Tough words. So many new words. On Nov 5, 2014 at 47 years old I went for my annual mammogram only to see something on the screen. I knew at that moment that I would get a call back. Repeats, ultrasound, biopsy then diagnosed with DCIS Stage 1, ER/PR +, HER-. My tumor was only 1 CM. Clinical diagnosis prior to surgery lead to a plan of lumpectomy, lymph node dissection, and radiation followed by 5-10 years of meds. I accepted that and prepared. I was engaged to be married June 2015. I wanted this done and ready to move on. We have 6 kids between us ages 10-25 and 3 grandbabies. My family needed me. My career, my marathon training - none of it allowed for me to skip too many beats. The ups and downs of this disease during diagnosis and treatment have proven to be so challenging. My surgeon called me one evening to tell me that the mass was removed and all margins cleared however 1 out of 3 lymph nodes had cancer. Now stage 2! Completely unexpected!! She mentioned a clinical trial called RXSponder and referred me to a medical oncologist. More unknown. My oncotype came in at 19, just barely in the intermediate risk group. I was scheduled to begin 6 rounds of chemo in 2 weeks but have chosen to put that on hold while I research the clinical trial. I've become used to the hurry up and wait involved in this process. On 1/1/15 I married my sweetie just a little earlier. Surrounded by our children, family, and my huge group of prayer warriors. My future is unknown. Randomized selection for either chemo or meds. It's in Gods hands as it has been since I first saw that spot. HUGS!

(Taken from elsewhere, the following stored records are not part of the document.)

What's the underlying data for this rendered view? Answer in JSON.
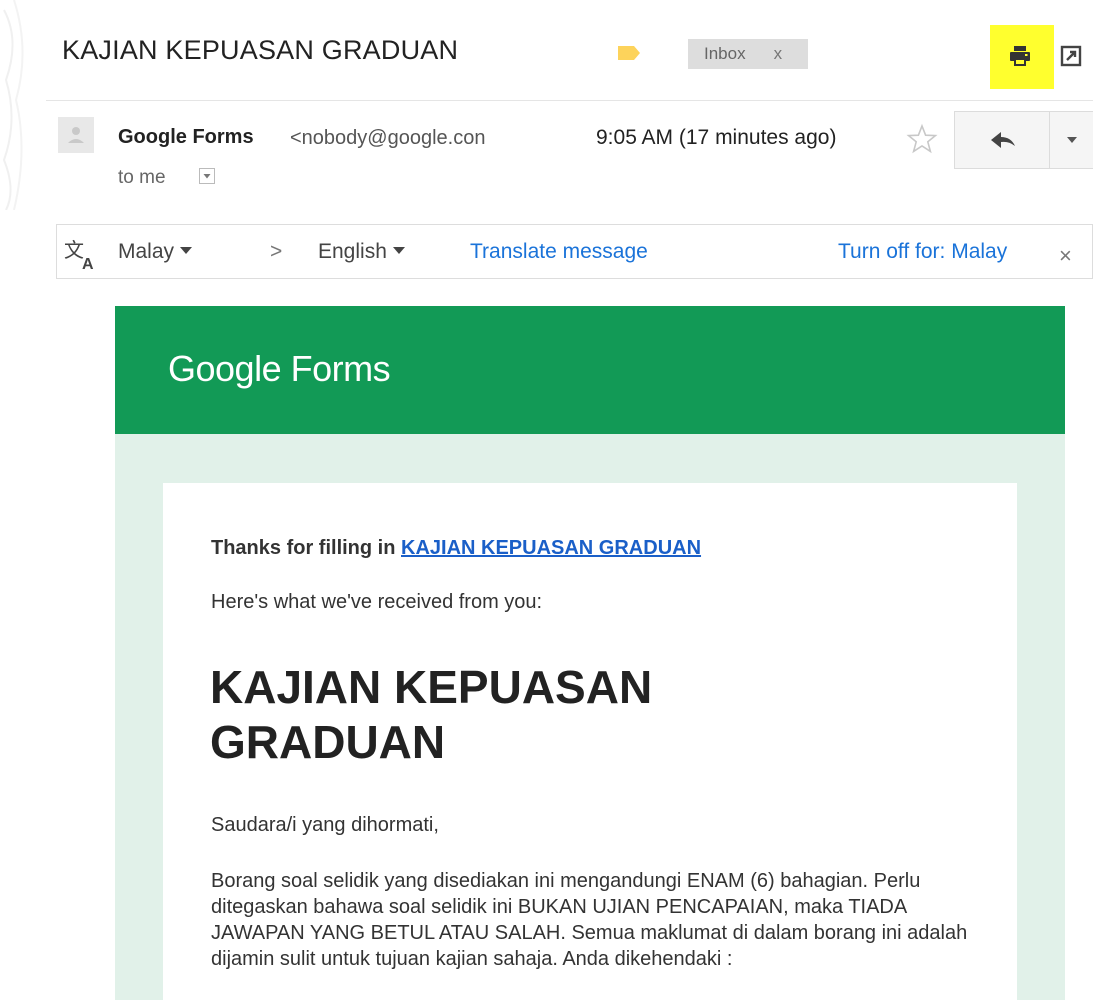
{
  "email": {
    "subject": "KAJIAN KEPUASAN GRADUAN",
    "label_chip": {
      "text": "Inbox",
      "close": "x"
    },
    "sender": {
      "name": "Google Forms",
      "email": "<nobody@google.con"
    },
    "timestamp": "9:05 AM (17 minutes ago)",
    "recipient": "to me"
  },
  "translate_bar": {
    "from_language": "Malay",
    "arrow": ">",
    "to_language": "English",
    "translate_link": "Translate message",
    "turn_off_link": "Turn off for: Malay",
    "close": "×"
  },
  "body": {
    "banner": {
      "logo_part1": "Google",
      "logo_part2": " Forms"
    },
    "thanks_prefix": "Thanks for filling in ",
    "thanks_link": "KAJIAN KEPUASAN GRADUAN",
    "received_text": "Here's what we've received from you:",
    "form_title": "KAJIAN KEPUASAN GRADUAN",
    "greeting": "Saudara/i yang dihormati,",
    "description": "Borang soal selidik yang disediakan ini mengandungi ENAM (6) bahagian. Perlu ditegaskan bahawa soal selidik ini BUKAN UJIAN PENCAPAIAN, maka TIADA JAWAPAN YANG BETUL ATAU SALAH. Semua maklumat di dalam borang ini adalah dijamin sulit untuk tujuan kajian sahaja. Anda dikehendaki :"
  },
  "colors": {
    "banner_green": "#129a56",
    "panel_mint": "#e1f1e9",
    "link_blue": "#1a5fc8",
    "highlight_yellow": "#ffff2e",
    "label_tag_yellow": "#fdd35b"
  },
  "icons": {
    "label": "label-tag-icon",
    "print": "printer-icon",
    "popout": "new-window-icon",
    "avatar": "person-icon",
    "star": "star-icon",
    "reply": "reply-arrow-icon",
    "more": "caret-down-icon",
    "translate": "translate-icon"
  }
}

Hello my name is Dedrach Matthews and I'm a three (3) time bi-lateral breast cancer survivor. 1998, at the age of 28, I found a lump in my right breast and I had a biopsy performed, which confirmed that he lump was cancerous. At which time I was diagnosed with stage 3 cancer. I had to undergo surgery and chose to have a lumpectomy instead of a mastectomy. I had six months of aggressive chemotherapy and 12 weeks of radiation therapy.
Six years later (February) 2004, I found another lump but this time it was in my left breast, which resulted in another biopsy and again a lumpectomy. I was diagnosed with stage 3 breast cancer. Six months later (August) 2004, I couldn’t move the left side of my body. I thought that I was having a stroke. Fortunately, I wasn't having a stroke. My Oncologist ordered a PET scan STAT and the results were devastating. The cancer had returned and spread to my lymph nodes and into my chest wall.
Unfortunately, this time surgery could not be performed. This time I was diagnosed with stage 4 aggressive breast cancer. My doctors and surgeons stated that there wasn’t much more that they can do for me this time. Then they decided that they will try a new aggressive chemo. I agreed and had six months of chemotherapy and 12 weeks of radiation therapy. I’m proud to say that this year 2015, I am 17 (right breast) and 11 (left breast) years BREAST CANCER FREE. I give God ALL the glory.